> [Work instruction]:
Please find the lines in the following records that hold "JSON", and copy them.
---------- Information given ----------
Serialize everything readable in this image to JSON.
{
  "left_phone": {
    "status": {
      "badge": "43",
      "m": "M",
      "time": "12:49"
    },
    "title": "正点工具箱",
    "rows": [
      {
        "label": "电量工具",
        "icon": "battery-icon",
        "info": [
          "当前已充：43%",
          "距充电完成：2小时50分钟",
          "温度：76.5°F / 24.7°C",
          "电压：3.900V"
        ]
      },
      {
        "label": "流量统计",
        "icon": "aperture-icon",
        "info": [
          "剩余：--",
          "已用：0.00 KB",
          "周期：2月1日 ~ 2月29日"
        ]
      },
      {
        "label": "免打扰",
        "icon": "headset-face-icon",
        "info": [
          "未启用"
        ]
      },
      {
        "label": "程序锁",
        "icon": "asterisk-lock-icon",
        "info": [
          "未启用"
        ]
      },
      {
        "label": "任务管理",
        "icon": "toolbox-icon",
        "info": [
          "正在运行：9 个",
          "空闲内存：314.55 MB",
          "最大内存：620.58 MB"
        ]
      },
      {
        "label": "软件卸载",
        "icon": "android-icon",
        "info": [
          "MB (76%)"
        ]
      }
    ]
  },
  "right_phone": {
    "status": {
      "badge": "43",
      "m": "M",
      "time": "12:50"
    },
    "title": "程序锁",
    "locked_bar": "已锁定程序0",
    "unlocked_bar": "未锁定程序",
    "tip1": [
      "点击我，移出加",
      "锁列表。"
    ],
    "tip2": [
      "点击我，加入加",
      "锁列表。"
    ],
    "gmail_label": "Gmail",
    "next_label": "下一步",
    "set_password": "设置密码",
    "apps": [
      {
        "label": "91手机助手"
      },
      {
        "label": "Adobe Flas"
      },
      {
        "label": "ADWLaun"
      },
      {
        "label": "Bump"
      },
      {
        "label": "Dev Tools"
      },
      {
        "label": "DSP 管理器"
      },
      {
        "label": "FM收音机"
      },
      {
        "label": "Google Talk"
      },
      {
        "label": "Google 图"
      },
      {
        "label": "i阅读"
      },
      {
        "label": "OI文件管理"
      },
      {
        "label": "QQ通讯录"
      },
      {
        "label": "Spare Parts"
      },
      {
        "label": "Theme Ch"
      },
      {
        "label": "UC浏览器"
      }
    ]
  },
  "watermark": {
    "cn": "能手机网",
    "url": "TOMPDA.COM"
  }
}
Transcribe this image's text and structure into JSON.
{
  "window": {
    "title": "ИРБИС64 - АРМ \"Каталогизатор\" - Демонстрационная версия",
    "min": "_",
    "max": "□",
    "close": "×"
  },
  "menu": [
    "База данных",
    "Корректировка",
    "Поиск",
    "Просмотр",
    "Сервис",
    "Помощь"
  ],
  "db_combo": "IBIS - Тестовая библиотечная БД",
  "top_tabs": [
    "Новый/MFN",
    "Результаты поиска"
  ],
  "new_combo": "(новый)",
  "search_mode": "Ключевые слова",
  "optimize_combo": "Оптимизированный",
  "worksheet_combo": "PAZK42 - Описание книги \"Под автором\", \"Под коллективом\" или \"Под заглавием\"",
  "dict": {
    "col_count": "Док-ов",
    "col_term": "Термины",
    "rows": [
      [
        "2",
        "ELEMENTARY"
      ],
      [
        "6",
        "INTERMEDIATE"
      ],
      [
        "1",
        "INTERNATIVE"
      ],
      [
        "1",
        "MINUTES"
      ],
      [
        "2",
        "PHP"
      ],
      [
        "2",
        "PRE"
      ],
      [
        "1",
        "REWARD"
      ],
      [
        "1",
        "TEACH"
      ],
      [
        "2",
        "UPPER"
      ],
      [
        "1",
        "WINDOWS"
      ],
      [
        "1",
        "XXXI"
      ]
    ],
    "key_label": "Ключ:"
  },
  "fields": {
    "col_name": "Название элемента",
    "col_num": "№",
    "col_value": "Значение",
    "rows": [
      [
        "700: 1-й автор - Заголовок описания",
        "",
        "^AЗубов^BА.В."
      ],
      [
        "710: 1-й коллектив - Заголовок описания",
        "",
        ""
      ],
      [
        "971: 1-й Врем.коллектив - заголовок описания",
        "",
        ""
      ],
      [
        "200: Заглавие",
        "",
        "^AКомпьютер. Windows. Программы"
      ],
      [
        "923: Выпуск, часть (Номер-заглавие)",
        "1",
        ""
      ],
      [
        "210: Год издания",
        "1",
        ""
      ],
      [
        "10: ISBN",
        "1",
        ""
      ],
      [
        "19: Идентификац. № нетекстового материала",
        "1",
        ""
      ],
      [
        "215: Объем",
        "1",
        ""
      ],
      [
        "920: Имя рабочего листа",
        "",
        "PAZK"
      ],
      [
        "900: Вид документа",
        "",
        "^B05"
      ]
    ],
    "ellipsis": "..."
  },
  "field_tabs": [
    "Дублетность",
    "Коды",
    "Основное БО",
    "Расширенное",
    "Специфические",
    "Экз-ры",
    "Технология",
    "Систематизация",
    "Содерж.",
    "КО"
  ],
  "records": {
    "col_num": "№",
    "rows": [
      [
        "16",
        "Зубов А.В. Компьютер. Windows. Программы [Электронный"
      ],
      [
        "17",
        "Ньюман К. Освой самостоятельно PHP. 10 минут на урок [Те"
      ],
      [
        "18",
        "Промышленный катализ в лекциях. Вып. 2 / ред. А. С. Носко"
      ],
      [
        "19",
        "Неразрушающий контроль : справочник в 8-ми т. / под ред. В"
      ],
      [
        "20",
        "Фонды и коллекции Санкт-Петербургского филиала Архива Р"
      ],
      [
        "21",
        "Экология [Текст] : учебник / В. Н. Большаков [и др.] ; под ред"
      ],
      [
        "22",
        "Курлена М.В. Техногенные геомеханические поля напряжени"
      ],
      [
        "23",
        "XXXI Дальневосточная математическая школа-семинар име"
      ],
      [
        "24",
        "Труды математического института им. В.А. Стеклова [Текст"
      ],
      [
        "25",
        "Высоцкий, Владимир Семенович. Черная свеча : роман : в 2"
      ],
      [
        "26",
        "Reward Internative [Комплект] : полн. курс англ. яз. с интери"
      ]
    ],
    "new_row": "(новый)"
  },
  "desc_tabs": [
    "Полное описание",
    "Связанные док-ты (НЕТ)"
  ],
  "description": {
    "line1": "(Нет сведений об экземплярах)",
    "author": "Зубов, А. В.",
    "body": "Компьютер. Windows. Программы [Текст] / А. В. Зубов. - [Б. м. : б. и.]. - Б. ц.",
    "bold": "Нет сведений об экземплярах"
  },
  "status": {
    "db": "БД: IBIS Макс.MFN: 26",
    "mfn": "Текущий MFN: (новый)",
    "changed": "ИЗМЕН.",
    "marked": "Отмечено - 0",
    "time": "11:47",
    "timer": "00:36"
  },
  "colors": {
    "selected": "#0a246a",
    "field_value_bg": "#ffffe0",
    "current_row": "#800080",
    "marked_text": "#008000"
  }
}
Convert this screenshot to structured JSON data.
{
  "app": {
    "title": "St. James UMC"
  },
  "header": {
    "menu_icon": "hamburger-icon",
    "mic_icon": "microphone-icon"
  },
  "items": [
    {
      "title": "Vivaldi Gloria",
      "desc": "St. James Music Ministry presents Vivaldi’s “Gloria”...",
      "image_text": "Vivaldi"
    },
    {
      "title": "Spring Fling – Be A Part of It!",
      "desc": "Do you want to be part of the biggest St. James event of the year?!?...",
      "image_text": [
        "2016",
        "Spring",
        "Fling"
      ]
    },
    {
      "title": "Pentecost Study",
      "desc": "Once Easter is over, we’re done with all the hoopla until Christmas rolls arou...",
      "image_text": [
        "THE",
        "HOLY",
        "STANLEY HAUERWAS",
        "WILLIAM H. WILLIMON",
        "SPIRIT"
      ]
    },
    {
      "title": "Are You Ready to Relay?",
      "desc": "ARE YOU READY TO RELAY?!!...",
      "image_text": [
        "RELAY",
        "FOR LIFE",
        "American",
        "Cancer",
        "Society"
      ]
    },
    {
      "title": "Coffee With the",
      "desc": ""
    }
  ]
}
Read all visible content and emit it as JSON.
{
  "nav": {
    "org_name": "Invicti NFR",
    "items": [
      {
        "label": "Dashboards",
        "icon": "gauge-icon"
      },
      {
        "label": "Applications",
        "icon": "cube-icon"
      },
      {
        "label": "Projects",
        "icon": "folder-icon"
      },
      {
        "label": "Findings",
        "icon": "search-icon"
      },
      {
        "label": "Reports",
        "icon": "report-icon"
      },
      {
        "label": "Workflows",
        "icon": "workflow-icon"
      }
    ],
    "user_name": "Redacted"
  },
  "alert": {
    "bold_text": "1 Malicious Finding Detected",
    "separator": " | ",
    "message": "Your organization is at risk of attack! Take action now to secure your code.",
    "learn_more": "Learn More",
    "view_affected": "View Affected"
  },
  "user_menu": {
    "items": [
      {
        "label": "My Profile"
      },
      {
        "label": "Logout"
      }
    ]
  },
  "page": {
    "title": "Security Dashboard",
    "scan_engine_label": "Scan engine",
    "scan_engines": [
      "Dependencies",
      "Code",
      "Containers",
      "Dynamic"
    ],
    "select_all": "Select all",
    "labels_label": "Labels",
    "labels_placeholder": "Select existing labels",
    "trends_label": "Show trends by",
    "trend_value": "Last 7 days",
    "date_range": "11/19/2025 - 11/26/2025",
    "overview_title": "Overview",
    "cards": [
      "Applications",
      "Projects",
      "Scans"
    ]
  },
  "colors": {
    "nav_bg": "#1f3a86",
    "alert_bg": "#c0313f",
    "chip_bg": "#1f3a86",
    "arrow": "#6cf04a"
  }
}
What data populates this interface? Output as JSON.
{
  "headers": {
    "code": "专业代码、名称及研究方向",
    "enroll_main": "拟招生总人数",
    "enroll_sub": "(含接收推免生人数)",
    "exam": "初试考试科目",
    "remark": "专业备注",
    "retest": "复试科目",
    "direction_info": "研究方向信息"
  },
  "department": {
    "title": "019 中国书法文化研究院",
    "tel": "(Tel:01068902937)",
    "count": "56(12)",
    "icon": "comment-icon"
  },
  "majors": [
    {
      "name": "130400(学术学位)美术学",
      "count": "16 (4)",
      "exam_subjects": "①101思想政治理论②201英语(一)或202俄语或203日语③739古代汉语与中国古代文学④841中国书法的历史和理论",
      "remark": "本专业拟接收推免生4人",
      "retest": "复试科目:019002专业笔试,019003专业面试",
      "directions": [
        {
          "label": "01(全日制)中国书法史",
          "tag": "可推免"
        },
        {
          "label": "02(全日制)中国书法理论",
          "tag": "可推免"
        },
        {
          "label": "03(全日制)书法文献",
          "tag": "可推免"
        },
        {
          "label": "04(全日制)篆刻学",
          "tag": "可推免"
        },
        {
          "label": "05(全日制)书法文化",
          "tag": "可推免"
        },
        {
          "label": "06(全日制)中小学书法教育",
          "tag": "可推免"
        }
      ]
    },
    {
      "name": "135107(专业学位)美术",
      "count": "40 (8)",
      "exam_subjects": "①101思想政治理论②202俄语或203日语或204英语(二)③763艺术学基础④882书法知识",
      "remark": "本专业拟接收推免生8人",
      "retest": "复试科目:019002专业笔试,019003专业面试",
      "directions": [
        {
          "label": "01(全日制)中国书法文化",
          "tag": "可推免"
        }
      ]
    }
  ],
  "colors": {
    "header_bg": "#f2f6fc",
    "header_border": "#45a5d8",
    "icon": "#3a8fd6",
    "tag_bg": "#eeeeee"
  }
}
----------
> [Output]:
Serialize everything readable in this image to JSON.
Transcribe this image's text and structure into JSON.
Convert this screenshot to structured JSON data.
Read all visible content and emit it as JSON.
What data populates this interface? Output as JSON.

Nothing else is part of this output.